EXERCISE PROMPT —
Return all lines of the data in which the string "tags" occurs.
═══
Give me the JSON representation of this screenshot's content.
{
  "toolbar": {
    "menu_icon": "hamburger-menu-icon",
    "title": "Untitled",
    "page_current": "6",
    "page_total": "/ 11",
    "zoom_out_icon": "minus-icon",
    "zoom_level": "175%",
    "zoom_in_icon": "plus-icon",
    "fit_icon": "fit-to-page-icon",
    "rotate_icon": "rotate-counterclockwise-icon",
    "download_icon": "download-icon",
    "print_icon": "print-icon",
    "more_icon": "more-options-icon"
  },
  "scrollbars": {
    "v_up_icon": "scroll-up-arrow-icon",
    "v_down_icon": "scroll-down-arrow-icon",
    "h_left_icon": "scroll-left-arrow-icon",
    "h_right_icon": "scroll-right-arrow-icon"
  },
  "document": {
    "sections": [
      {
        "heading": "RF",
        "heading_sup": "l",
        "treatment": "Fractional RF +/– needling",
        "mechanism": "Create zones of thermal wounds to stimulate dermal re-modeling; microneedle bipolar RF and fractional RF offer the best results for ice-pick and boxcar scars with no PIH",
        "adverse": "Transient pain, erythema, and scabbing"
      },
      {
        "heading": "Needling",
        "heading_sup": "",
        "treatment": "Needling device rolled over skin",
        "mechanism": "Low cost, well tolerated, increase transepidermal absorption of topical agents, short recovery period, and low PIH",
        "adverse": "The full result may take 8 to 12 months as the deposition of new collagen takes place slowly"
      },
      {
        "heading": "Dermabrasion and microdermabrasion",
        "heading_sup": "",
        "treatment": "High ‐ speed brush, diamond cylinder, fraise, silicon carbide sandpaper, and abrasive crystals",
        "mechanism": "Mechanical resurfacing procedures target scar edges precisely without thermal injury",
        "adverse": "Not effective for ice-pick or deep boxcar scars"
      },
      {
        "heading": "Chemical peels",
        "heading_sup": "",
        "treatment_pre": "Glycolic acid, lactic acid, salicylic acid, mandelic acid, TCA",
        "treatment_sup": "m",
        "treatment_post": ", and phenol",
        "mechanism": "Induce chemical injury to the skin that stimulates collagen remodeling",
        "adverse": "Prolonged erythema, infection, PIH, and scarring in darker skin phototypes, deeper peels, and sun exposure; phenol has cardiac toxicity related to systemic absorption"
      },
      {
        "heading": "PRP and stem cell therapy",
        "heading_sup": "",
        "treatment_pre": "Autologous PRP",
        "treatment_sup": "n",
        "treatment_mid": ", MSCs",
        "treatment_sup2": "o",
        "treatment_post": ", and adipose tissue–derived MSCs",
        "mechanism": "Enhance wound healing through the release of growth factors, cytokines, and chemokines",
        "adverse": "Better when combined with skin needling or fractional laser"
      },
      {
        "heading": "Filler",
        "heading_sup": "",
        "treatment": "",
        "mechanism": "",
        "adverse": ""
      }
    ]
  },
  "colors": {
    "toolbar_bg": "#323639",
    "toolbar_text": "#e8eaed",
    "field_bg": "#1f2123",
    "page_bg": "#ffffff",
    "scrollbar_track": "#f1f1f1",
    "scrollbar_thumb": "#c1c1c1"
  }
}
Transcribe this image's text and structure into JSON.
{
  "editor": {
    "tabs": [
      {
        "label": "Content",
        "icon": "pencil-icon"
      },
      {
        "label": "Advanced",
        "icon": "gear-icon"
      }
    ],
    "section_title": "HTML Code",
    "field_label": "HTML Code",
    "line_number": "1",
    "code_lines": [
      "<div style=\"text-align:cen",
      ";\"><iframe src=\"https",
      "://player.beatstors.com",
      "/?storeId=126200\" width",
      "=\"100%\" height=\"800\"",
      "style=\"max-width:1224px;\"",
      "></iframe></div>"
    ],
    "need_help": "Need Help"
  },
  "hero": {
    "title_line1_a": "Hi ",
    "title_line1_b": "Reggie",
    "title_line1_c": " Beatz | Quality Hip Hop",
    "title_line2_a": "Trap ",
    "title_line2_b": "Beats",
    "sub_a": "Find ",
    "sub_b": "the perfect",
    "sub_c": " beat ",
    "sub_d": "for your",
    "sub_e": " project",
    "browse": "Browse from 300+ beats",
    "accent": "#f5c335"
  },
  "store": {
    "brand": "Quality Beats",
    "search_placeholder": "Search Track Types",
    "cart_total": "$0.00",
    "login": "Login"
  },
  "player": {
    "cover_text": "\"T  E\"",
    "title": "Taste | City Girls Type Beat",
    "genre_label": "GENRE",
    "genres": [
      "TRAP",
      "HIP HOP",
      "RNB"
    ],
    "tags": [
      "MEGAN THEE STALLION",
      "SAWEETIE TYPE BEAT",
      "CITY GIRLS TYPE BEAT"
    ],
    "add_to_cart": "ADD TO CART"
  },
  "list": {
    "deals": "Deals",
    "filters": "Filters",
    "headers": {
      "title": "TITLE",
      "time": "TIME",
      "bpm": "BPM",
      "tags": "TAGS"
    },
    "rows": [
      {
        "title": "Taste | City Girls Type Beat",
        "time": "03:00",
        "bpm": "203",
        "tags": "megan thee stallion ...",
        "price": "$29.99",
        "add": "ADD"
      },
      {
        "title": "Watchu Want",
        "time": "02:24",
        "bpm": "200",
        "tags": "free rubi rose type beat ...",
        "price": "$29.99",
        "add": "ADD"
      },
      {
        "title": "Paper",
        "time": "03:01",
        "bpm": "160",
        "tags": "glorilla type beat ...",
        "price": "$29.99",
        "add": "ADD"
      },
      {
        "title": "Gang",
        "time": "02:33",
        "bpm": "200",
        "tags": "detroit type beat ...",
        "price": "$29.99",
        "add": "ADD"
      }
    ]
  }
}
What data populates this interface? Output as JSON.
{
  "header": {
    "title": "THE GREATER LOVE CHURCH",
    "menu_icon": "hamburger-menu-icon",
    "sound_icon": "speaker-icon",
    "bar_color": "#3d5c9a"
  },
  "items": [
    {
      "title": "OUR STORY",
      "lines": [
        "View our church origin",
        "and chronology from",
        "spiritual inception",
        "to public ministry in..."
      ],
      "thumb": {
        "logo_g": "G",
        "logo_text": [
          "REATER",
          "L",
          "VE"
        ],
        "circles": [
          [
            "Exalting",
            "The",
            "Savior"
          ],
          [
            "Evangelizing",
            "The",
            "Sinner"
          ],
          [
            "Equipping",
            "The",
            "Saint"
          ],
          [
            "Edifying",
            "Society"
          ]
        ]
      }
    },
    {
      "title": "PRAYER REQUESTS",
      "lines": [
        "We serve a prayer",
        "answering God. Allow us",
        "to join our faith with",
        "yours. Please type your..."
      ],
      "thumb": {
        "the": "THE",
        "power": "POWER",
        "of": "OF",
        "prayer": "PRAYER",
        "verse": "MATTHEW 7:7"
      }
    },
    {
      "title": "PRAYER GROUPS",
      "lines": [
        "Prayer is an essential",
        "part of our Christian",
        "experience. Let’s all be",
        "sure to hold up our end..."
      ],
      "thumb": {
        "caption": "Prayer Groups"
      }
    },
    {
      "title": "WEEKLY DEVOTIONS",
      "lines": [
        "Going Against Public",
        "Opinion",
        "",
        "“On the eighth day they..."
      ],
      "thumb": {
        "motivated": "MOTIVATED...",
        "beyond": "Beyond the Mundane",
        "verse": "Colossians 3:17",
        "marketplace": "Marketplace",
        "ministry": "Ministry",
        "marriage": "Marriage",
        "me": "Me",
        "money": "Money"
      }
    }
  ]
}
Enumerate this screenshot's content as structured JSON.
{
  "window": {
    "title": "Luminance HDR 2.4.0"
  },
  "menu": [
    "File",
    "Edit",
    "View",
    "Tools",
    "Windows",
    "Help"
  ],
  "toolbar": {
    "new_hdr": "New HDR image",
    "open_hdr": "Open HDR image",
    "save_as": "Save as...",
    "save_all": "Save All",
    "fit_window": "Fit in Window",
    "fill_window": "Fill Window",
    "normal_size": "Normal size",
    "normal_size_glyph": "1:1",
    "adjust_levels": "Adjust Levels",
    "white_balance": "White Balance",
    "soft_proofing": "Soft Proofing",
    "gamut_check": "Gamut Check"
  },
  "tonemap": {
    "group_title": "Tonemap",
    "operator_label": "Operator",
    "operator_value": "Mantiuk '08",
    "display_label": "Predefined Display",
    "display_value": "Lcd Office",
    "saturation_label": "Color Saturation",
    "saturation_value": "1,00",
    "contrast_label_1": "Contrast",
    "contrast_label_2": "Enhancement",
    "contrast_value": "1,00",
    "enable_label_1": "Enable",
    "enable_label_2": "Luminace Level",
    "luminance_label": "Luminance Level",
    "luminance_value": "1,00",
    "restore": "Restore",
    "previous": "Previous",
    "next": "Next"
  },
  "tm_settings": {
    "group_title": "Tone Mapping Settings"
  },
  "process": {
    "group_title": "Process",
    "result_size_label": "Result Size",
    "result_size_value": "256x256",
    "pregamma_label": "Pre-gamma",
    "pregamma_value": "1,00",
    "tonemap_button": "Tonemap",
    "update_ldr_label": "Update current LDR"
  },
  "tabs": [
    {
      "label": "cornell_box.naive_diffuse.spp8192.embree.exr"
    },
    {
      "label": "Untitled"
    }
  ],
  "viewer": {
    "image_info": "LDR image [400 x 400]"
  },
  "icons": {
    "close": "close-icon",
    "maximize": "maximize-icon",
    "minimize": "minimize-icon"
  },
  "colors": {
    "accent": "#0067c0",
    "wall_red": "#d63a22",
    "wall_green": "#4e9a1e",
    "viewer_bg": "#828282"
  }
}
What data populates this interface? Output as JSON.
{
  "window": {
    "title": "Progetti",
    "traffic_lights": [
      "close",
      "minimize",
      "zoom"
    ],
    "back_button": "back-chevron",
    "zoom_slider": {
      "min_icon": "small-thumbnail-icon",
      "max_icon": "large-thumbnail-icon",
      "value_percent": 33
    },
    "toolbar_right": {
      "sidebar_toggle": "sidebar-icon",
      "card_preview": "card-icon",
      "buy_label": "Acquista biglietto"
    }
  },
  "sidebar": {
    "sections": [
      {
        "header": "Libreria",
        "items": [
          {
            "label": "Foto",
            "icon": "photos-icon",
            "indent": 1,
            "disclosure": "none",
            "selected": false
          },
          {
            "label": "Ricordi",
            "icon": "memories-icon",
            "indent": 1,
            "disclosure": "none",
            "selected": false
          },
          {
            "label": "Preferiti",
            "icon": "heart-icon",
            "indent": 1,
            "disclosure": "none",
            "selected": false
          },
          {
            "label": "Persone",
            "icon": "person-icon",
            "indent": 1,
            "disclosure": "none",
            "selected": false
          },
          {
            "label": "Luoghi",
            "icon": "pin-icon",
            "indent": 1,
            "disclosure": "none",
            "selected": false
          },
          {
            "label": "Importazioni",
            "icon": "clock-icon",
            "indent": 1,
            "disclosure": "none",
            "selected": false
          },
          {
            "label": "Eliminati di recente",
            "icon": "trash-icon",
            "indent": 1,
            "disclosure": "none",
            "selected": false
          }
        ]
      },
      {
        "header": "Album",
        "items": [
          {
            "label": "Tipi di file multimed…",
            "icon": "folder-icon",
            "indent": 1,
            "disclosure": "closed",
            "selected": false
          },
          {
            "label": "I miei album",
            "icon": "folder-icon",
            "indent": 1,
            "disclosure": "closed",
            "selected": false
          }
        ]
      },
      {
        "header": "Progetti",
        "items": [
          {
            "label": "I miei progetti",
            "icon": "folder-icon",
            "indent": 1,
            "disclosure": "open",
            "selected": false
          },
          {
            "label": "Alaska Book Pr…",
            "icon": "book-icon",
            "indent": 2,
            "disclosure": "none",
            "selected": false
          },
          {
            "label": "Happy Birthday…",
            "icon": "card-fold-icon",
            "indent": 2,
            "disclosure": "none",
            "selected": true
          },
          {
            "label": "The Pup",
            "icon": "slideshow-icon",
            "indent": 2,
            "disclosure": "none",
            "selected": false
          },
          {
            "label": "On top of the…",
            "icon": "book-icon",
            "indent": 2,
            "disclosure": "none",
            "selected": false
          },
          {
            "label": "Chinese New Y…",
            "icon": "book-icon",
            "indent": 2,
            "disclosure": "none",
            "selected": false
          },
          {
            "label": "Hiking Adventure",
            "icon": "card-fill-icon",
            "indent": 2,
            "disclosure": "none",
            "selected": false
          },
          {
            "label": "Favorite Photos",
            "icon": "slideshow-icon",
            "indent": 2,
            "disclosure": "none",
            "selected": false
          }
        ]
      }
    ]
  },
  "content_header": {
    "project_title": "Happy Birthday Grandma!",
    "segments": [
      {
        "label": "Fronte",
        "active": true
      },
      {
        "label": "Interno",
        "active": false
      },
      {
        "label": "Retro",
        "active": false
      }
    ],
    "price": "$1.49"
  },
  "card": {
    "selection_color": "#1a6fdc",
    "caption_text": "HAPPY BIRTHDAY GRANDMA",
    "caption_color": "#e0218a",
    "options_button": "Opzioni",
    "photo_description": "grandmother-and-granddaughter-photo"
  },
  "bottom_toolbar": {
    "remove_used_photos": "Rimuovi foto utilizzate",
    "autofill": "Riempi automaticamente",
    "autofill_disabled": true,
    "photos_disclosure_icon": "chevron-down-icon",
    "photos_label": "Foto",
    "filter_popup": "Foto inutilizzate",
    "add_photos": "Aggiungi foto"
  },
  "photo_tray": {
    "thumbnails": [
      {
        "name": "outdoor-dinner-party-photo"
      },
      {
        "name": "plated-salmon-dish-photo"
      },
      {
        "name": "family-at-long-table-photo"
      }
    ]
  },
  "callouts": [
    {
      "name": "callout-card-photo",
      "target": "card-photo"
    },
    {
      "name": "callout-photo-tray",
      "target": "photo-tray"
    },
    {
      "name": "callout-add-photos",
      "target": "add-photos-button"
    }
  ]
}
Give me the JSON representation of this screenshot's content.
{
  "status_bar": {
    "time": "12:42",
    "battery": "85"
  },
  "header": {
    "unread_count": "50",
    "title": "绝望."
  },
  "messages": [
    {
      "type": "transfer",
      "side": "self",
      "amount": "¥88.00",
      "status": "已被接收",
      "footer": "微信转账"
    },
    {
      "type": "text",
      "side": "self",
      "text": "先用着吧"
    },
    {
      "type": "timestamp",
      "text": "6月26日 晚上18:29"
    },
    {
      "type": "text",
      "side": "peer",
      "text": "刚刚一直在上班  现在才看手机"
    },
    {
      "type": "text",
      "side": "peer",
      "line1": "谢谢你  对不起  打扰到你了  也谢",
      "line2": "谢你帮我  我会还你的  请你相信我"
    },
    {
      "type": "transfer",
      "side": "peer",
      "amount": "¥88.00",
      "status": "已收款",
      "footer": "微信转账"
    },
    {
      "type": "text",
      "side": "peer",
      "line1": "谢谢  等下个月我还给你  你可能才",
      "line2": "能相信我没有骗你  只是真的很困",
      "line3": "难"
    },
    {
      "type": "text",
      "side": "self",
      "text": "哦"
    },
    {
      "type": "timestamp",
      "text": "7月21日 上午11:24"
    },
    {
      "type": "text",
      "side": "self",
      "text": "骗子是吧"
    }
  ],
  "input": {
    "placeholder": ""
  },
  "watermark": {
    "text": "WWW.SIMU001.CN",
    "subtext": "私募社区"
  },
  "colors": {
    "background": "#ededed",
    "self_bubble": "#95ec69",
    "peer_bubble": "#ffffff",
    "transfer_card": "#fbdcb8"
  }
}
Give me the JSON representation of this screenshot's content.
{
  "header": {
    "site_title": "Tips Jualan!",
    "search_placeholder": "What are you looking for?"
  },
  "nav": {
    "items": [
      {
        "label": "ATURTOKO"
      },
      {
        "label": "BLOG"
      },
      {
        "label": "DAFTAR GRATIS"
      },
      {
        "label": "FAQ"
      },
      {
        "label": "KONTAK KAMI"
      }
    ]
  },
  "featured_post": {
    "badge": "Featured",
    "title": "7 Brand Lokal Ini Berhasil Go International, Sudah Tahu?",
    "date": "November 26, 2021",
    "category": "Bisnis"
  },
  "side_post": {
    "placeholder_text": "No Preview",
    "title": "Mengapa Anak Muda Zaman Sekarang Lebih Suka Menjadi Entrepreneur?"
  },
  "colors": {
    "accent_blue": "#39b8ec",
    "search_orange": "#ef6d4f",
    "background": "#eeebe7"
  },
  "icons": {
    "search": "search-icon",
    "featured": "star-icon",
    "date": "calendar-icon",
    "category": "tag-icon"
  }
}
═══
RESPONSE —
    "tags": [
      "tags": "TAGS"
        "tags": "megan thee stallion ...",
        "tags": "free rubi rose type beat ...",
        "tags": "glorilla type beat ...",
        "tags": "detroit type beat ...",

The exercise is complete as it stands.